Filling it with soil was the next chore. I didn’t want to spend hundreds of pounds just to fill it with soil. I found someone on Facebook Marketplace getting rid of soil for free. So I took some used compost bags and collected the soil for free. I mixed this in with fresh compost and new soil.
Now the middle raised border was complete, it was time to focus attention on the patio. But first, all the concrete slabs had to be ripped up to prepare the area for foundations.
The concrete slabs weren’t in too much of a bad condition, so I put these on Facebook Marketplace (the only reason I ever go to Facebook). I had two people interested in them and I had all of the slabs collected – for free. This is what I like!
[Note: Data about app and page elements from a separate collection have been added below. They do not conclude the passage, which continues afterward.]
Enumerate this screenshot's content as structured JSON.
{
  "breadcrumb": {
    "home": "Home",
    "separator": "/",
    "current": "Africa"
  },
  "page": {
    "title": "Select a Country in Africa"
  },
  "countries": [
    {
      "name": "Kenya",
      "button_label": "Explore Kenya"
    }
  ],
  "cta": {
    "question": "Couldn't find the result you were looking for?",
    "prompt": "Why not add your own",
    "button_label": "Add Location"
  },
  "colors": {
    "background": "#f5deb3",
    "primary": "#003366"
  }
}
For a stable base, we made a thin concrete layer over gravel. This had to be done in sections as at the time we didn’t have a concrete mixer. We managed to borrow one for the paving slabs, thank goodness. So if you’re making a concrete foundation for your patio, rent a cement mixer. It will speed the whole process up.
Once the base was complete, it was time for the paving slabs. I chose the beautiful Malden Grey Porcelain Paving from Stonesuperstore. My main concern was longevity as I wanted these to last a very long time. Porcelain is a very strong material which will last a long time and resists stains and damage pretty well.
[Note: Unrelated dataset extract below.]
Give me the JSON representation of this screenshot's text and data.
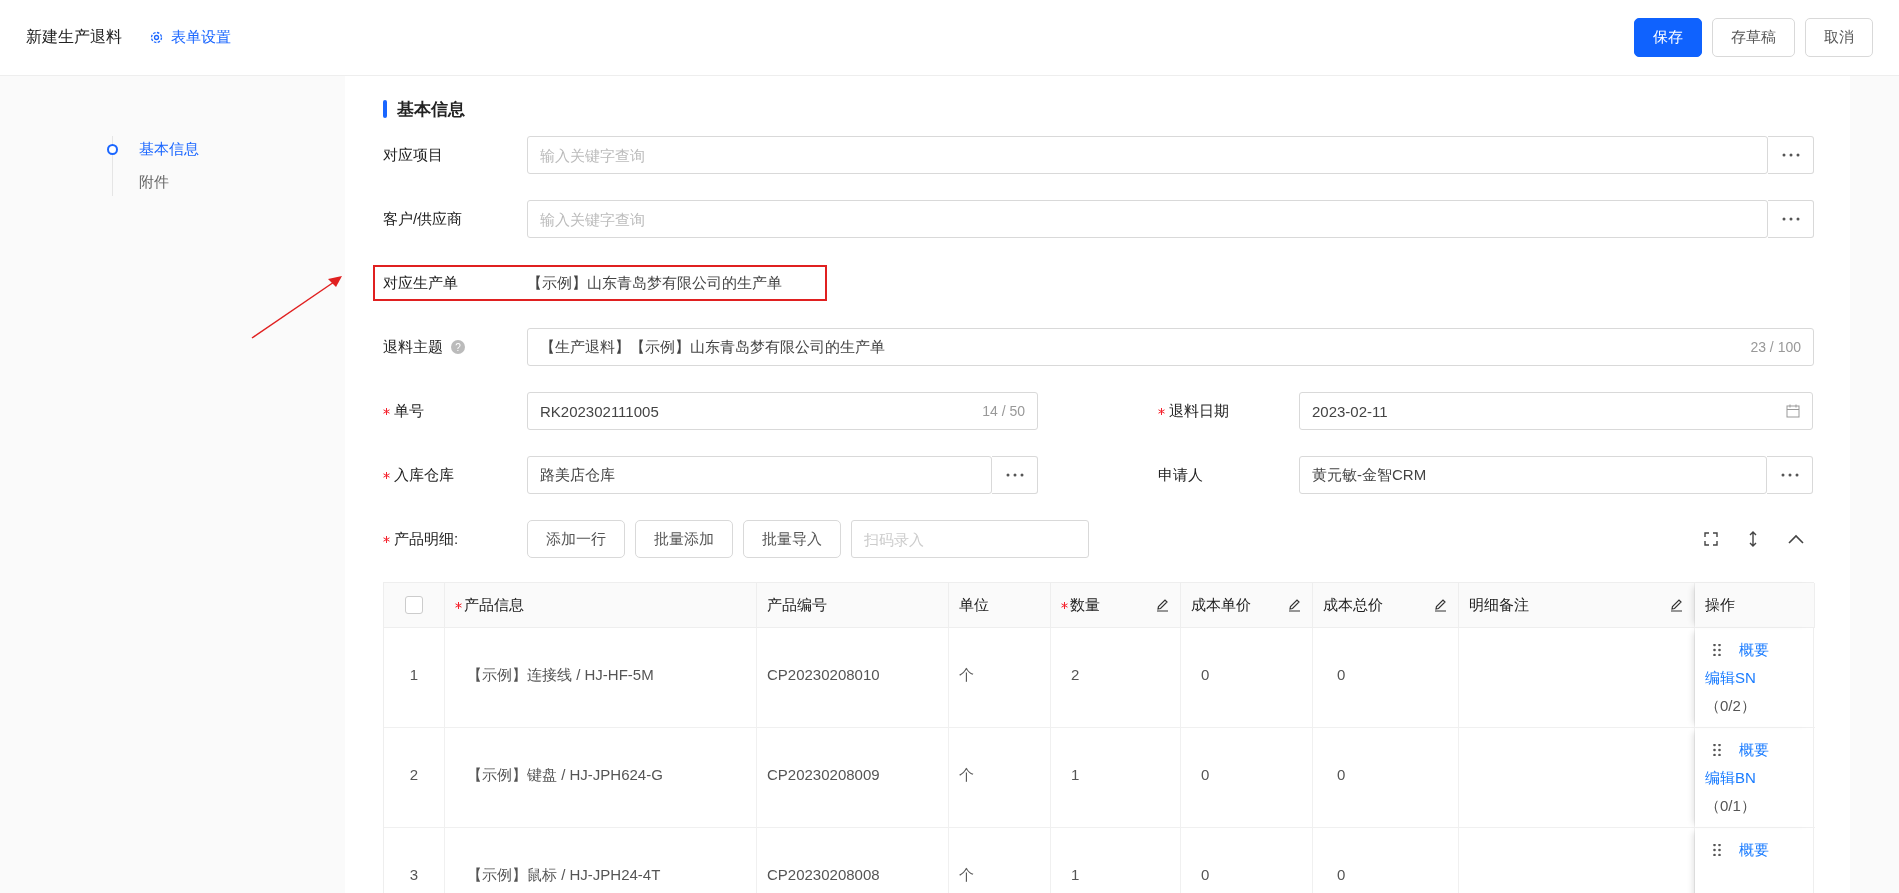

The paving slabs have a matt effect to them and a slightly rough texture. It looks very much like poured concrete, which you could get that effect all over if using the same colour grout. I’m seriously impressed and I love them. It has changed the space and made the area look massive.
Now the patio is much larger, it has given me plenty of space for an outdoor sofa set which I had always dreamed of. After making my shortlist of outdoor furniture, I had my heart set on the Rimini Sofa Set from Very. I originally didn’t want wood, but if I protect and take care of this, it should last a long time.
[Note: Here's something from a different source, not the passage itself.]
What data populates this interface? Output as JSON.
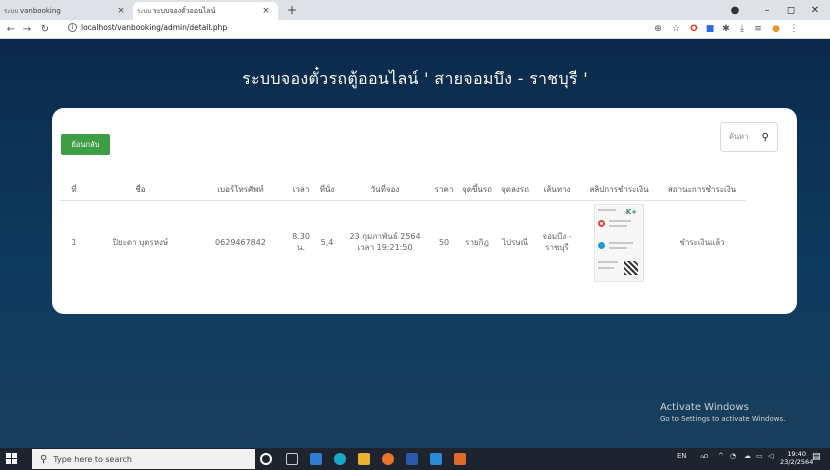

This sofa set was on offer at the time and it was an absolute bargain. It looks much more expensive than it does with its modern sleek style. The grey rope gives it that beach club look vibes. It arrived extremely quickly and I’m impressed with the quality. I wouldn’t hesitate in buying furniture from Very again.
The one thing that pulls the whole outdoor sofa area together is the amazing leaf print rug from Homebase. Surrounding the sofas I’ve dotted plenty of anthracite grey pots from Elho. The colour matches the plastic slating above my patio doors, so I wanted to dot that colour around the outdoor space. These pots have water reservoirs in them to help keep your plants from drying out.
I’m planning on wiring in some mains-powered spotlights around the garden. In the meantime, I got some solar spotlights on a wire from Homebase that look amazing. There are also some nice solar wooden floor lights from Clas Ohlson – they’re closing their last UK shop, it’s so sad, so I just had to buy both sizes!
The total cost of renovating the patio including the wooden sleepers was around £1,500 excluding labour. This price was based on summer 2022 pricing as I purchased items over a few months. This does not include furniture pricing.
- Patio slabs: Malden Grey Porcelain Paving, £29.90 per m2, Stone Superstore
- Grouting: EASYGrout in Dark Grey, £34.40, Amazon
- Wooden sleepers: Pressure Treated Softwood Sleepers, £23, Chesham Fencing
- Black waterproofing paint: Bostik Waterproofing Paint, £24.99, Screwfix
- Masonry paint: Smooth Masonry Paint, £23, Homebase
- Fence paint: Ronseal Dark Oak, £8.99, Screwfix
- Plants: The majority were purchased from Dobbies.com
- Sofa set: Rimini Sofa Set, £799.99, Very
- Outdoor rug: Green Leaf Outdoor Rug, £30, Homebase
- Plant pots: Loft Urban and Greenville collections, Elho
- Solar spotlights: 10 Solar Ground Spike Lights, £8.47, Homebase
- Wooden solar floor lights: Wooden Solar Lights, Clas Ohlson
- Shade sail: Sekey Sun Shade Sail, £17.39, Amazon